**Instructions for the task**
Please restate every line below exactly, without any pictures.

**Data for this task**

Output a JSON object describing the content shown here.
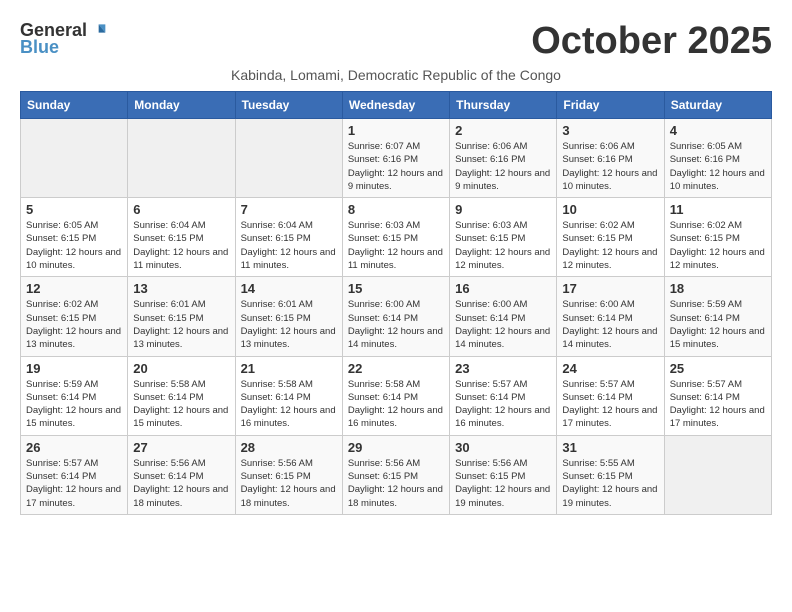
{
  "header": {
    "logo_general": "General",
    "logo_blue": "Blue",
    "month_title": "October 2025",
    "subtitle": "Kabinda, Lomami, Democratic Republic of the Congo"
  },
  "weekdays": [
    "Sunday",
    "Monday",
    "Tuesday",
    "Wednesday",
    "Thursday",
    "Friday",
    "Saturday"
  ],
  "weeks": [
    [
      {
        "day": "",
        "sunrise": "",
        "sunset": "",
        "daylight": ""
      },
      {
        "day": "",
        "sunrise": "",
        "sunset": "",
        "daylight": ""
      },
      {
        "day": "",
        "sunrise": "",
        "sunset": "",
        "daylight": ""
      },
      {
        "day": "1",
        "sunrise": "Sunrise: 6:07 AM",
        "sunset": "Sunset: 6:16 PM",
        "daylight": "Daylight: 12 hours and 9 minutes."
      },
      {
        "day": "2",
        "sunrise": "Sunrise: 6:06 AM",
        "sunset": "Sunset: 6:16 PM",
        "daylight": "Daylight: 12 hours and 9 minutes."
      },
      {
        "day": "3",
        "sunrise": "Sunrise: 6:06 AM",
        "sunset": "Sunset: 6:16 PM",
        "daylight": "Daylight: 12 hours and 10 minutes."
      },
      {
        "day": "4",
        "sunrise": "Sunrise: 6:05 AM",
        "sunset": "Sunset: 6:16 PM",
        "daylight": "Daylight: 12 hours and 10 minutes."
      }
    ],
    [
      {
        "day": "5",
        "sunrise": "Sunrise: 6:05 AM",
        "sunset": "Sunset: 6:15 PM",
        "daylight": "Daylight: 12 hours and 10 minutes."
      },
      {
        "day": "6",
        "sunrise": "Sunrise: 6:04 AM",
        "sunset": "Sunset: 6:15 PM",
        "daylight": "Daylight: 12 hours and 11 minutes."
      },
      {
        "day": "7",
        "sunrise": "Sunrise: 6:04 AM",
        "sunset": "Sunset: 6:15 PM",
        "daylight": "Daylight: 12 hours and 11 minutes."
      },
      {
        "day": "8",
        "sunrise": "Sunrise: 6:03 AM",
        "sunset": "Sunset: 6:15 PM",
        "daylight": "Daylight: 12 hours and 11 minutes."
      },
      {
        "day": "9",
        "sunrise": "Sunrise: 6:03 AM",
        "sunset": "Sunset: 6:15 PM",
        "daylight": "Daylight: 12 hours and 12 minutes."
      },
      {
        "day": "10",
        "sunrise": "Sunrise: 6:02 AM",
        "sunset": "Sunset: 6:15 PM",
        "daylight": "Daylight: 12 hours and 12 minutes."
      },
      {
        "day": "11",
        "sunrise": "Sunrise: 6:02 AM",
        "sunset": "Sunset: 6:15 PM",
        "daylight": "Daylight: 12 hours and 12 minutes."
      }
    ],
    [
      {
        "day": "12",
        "sunrise": "Sunrise: 6:02 AM",
        "sunset": "Sunset: 6:15 PM",
        "daylight": "Daylight: 12 hours and 13 minutes."
      },
      {
        "day": "13",
        "sunrise": "Sunrise: 6:01 AM",
        "sunset": "Sunset: 6:15 PM",
        "daylight": "Daylight: 12 hours and 13 minutes."
      },
      {
        "day": "14",
        "sunrise": "Sunrise: 6:01 AM",
        "sunset": "Sunset: 6:15 PM",
        "daylight": "Daylight: 12 hours and 13 minutes."
      },
      {
        "day": "15",
        "sunrise": "Sunrise: 6:00 AM",
        "sunset": "Sunset: 6:14 PM",
        "daylight": "Daylight: 12 hours and 14 minutes."
      },
      {
        "day": "16",
        "sunrise": "Sunrise: 6:00 AM",
        "sunset": "Sunset: 6:14 PM",
        "daylight": "Daylight: 12 hours and 14 minutes."
      },
      {
        "day": "17",
        "sunrise": "Sunrise: 6:00 AM",
        "sunset": "Sunset: 6:14 PM",
        "daylight": "Daylight: 12 hours and 14 minutes."
      },
      {
        "day": "18",
        "sunrise": "Sunrise: 5:59 AM",
        "sunset": "Sunset: 6:14 PM",
        "daylight": "Daylight: 12 hours and 15 minutes."
      }
    ],
    [
      {
        "day": "19",
        "sunrise": "Sunrise: 5:59 AM",
        "sunset": "Sunset: 6:14 PM",
        "daylight": "Daylight: 12 hours and 15 minutes."
      },
      {
        "day": "20",
        "sunrise": "Sunrise: 5:58 AM",
        "sunset": "Sunset: 6:14 PM",
        "daylight": "Daylight: 12 hours and 15 minutes."
      },
      {
        "day": "21",
        "sunrise": "Sunrise: 5:58 AM",
        "sunset": "Sunset: 6:14 PM",
        "daylight": "Daylight: 12 hours and 16 minutes."
      },
      {
        "day": "22",
        "sunrise": "Sunrise: 5:58 AM",
        "sunset": "Sunset: 6:14 PM",
        "daylight": "Daylight: 12 hours and 16 minutes."
      },
      {
        "day": "23",
        "sunrise": "Sunrise: 5:57 AM",
        "sunset": "Sunset: 6:14 PM",
        "daylight": "Daylight: 12 hours and 16 minutes."
      },
      {
        "day": "24",
        "sunrise": "Sunrise: 5:57 AM",
        "sunset": "Sunset: 6:14 PM",
        "daylight": "Daylight: 12 hours and 17 minutes."
      },
      {
        "day": "25",
        "sunrise": "Sunrise: 5:57 AM",
        "sunset": "Sunset: 6:14 PM",
        "daylight": "Daylight: 12 hours and 17 minutes."
      }
    ],
    [
      {
        "day": "26",
        "sunrise": "Sunrise: 5:57 AM",
        "sunset": "Sunset: 6:14 PM",
        "daylight": "Daylight: 12 hours and 17 minutes."
      },
      {
        "day": "27",
        "sunrise": "Sunrise: 5:56 AM",
        "sunset": "Sunset: 6:14 PM",
        "daylight": "Daylight: 12 hours and 18 minutes."
      },
      {
        "day": "28",
        "sunrise": "Sunrise: 5:56 AM",
        "sunset": "Sunset: 6:15 PM",
        "daylight": "Daylight: 12 hours and 18 minutes."
      },
      {
        "day": "29",
        "sunrise": "Sunrise: 5:56 AM",
        "sunset": "Sunset: 6:15 PM",
        "daylight": "Daylight: 12 hours and 18 minutes."
      },
      {
        "day": "30",
        "sunrise": "Sunrise: 5:56 AM",
        "sunset": "Sunset: 6:15 PM",
        "daylight": "Daylight: 12 hours and 19 minutes."
      },
      {
        "day": "31",
        "sunrise": "Sunrise: 5:55 AM",
        "sunset": "Sunset: 6:15 PM",
        "daylight": "Daylight: 12 hours and 19 minutes."
      },
      {
        "day": "",
        "sunrise": "",
        "sunset": "",
        "daylight": ""
      }
    ]
  ]
}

**Answer for this exercise**
Output a JSON object describing the content shown here.
{
  "header": {
    "logo_general": "General",
    "logo_blue": "Blue",
    "month_title": "October 2025",
    "subtitle": "Kabinda, Lomami, Democratic Republic of the Congo"
  },
  "weekdays": [
    "Sunday",
    "Monday",
    "Tuesday",
    "Wednesday",
    "Thursday",
    "Friday",
    "Saturday"
  ],
  "weeks": [
    [
      {
        "day": "",
        "sunrise": "",
        "sunset": "",
        "daylight": ""
      },
      {
        "day": "",
        "sunrise": "",
        "sunset": "",
        "daylight": ""
      },
      {
        "day": "",
        "sunrise": "",
        "sunset": "",
        "daylight": ""
      },
      {
        "day": "1",
        "sunrise": "Sunrise: 6:07 AM",
        "sunset": "Sunset: 6:16 PM",
        "daylight": "Daylight: 12 hours and 9 minutes."
      },
      {
        "day": "2",
        "sunrise": "Sunrise: 6:06 AM",
        "sunset": "Sunset: 6:16 PM",
        "daylight": "Daylight: 12 hours and 9 minutes."
      },
      {
        "day": "3",
        "sunrise": "Sunrise: 6:06 AM",
        "sunset": "Sunset: 6:16 PM",
        "daylight": "Daylight: 12 hours and 10 minutes."
      },
      {
        "day": "4",
        "sunrise": "Sunrise: 6:05 AM",
        "sunset": "Sunset: 6:16 PM",
        "daylight": "Daylight: 12 hours and 10 minutes."
      }
    ],
    [
      {
        "day": "5",
        "sunrise": "Sunrise: 6:05 AM",
        "sunset": "Sunset: 6:15 PM",
        "daylight": "Daylight: 12 hours and 10 minutes."
      },
      {
        "day": "6",
        "sunrise": "Sunrise: 6:04 AM",
        "sunset": "Sunset: 6:15 PM",
        "daylight": "Daylight: 12 hours and 11 minutes."
      },
      {
        "day": "7",
        "sunrise": "Sunrise: 6:04 AM",
        "sunset": "Sunset: 6:15 PM",
        "daylight": "Daylight: 12 hours and 11 minutes."
      },
      {
        "day": "8",
        "sunrise": "Sunrise: 6:03 AM",
        "sunset": "Sunset: 6:15 PM",
        "daylight": "Daylight: 12 hours and 11 minutes."
      },
      {
        "day": "9",
        "sunrise": "Sunrise: 6:03 AM",
        "sunset": "Sunset: 6:15 PM",
        "daylight": "Daylight: 12 hours and 12 minutes."
      },
      {
        "day": "10",
        "sunrise": "Sunrise: 6:02 AM",
        "sunset": "Sunset: 6:15 PM",
        "daylight": "Daylight: 12 hours and 12 minutes."
      },
      {
        "day": "11",
        "sunrise": "Sunrise: 6:02 AM",
        "sunset": "Sunset: 6:15 PM",
        "daylight": "Daylight: 12 hours and 12 minutes."
      }
    ],
    [
      {
        "day": "12",
        "sunrise": "Sunrise: 6:02 AM",
        "sunset": "Sunset: 6:15 PM",
        "daylight": "Daylight: 12 hours and 13 minutes."
      },
      {
        "day": "13",
        "sunrise": "Sunrise: 6:01 AM",
        "sunset": "Sunset: 6:15 PM",
        "daylight": "Daylight: 12 hours and 13 minutes."
      },
      {
        "day": "14",
        "sunrise": "Sunrise: 6:01 AM",
        "sunset": "Sunset: 6:15 PM",
        "daylight": "Daylight: 12 hours and 13 minutes."
      },
      {
        "day": "15",
        "sunrise": "Sunrise: 6:00 AM",
        "sunset": "Sunset: 6:14 PM",
        "daylight": "Daylight: 12 hours and 14 minutes."
      },
      {
        "day": "16",
        "sunrise": "Sunrise: 6:00 AM",
        "sunset": "Sunset: 6:14 PM",
        "daylight": "Daylight: 12 hours and 14 minutes."
      },
      {
        "day": "17",
        "sunrise": "Sunrise: 6:00 AM",
        "sunset": "Sunset: 6:14 PM",
        "daylight": "Daylight: 12 hours and 14 minutes."
      },
      {
        "day": "18",
        "sunrise": "Sunrise: 5:59 AM",
        "sunset": "Sunset: 6:14 PM",
        "daylight": "Daylight: 12 hours and 15 minutes."
      }
    ],
    [
      {
        "day": "19",
        "sunrise": "Sunrise: 5:59 AM",
        "sunset": "Sunset: 6:14 PM",
        "daylight": "Daylight: 12 hours and 15 minutes."
      },
      {
        "day": "20",
        "sunrise": "Sunrise: 5:58 AM",
        "sunset": "Sunset: 6:14 PM",
        "daylight": "Daylight: 12 hours and 15 minutes."
      },
      {
        "day": "21",
        "sunrise": "Sunrise: 5:58 AM",
        "sunset": "Sunset: 6:14 PM",
        "daylight": "Daylight: 12 hours and 16 minutes."
      },
      {
        "day": "22",
        "sunrise": "Sunrise: 5:58 AM",
        "sunset": "Sunset: 6:14 PM",
        "daylight": "Daylight: 12 hours and 16 minutes."
      },
      {
        "day": "23",
        "sunrise": "Sunrise: 5:57 AM",
        "sunset": "Sunset: 6:14 PM",
        "daylight": "Daylight: 12 hours and 16 minutes."
      },
      {
        "day": "24",
        "sunrise": "Sunrise: 5:57 AM",
        "sunset": "Sunset: 6:14 PM",
        "daylight": "Daylight: 12 hours and 17 minutes."
      },
      {
        "day": "25",
        "sunrise": "Sunrise: 5:57 AM",
        "sunset": "Sunset: 6:14 PM",
        "daylight": "Daylight: 12 hours and 17 minutes."
      }
    ],
    [
      {
        "day": "26",
        "sunrise": "Sunrise: 5:57 AM",
        "sunset": "Sunset: 6:14 PM",
        "daylight": "Daylight: 12 hours and 17 minutes."
      },
      {
        "day": "27",
        "sunrise": "Sunrise: 5:56 AM",
        "sunset": "Sunset: 6:14 PM",
        "daylight": "Daylight: 12 hours and 18 minutes."
      },
      {
        "day": "28",
        "sunrise": "Sunrise: 5:56 AM",
        "sunset": "Sunset: 6:15 PM",
        "daylight": "Daylight: 12 hours and 18 minutes."
      },
      {
        "day": "29",
        "sunrise": "Sunrise: 5:56 AM",
        "sunset": "Sunset: 6:15 PM",
        "daylight": "Daylight: 12 hours and 18 minutes."
      },
      {
        "day": "30",
        "sunrise": "Sunrise: 5:56 AM",
        "sunset": "Sunset: 6:15 PM",
        "daylight": "Daylight: 12 hours and 19 minutes."
      },
      {
        "day": "31",
        "sunrise": "Sunrise: 5:55 AM",
        "sunset": "Sunset: 6:15 PM",
        "daylight": "Daylight: 12 hours and 19 minutes."
      },
      {
        "day": "",
        "sunrise": "",
        "sunset": "",
        "daylight": ""
      }
    ]
  ]
}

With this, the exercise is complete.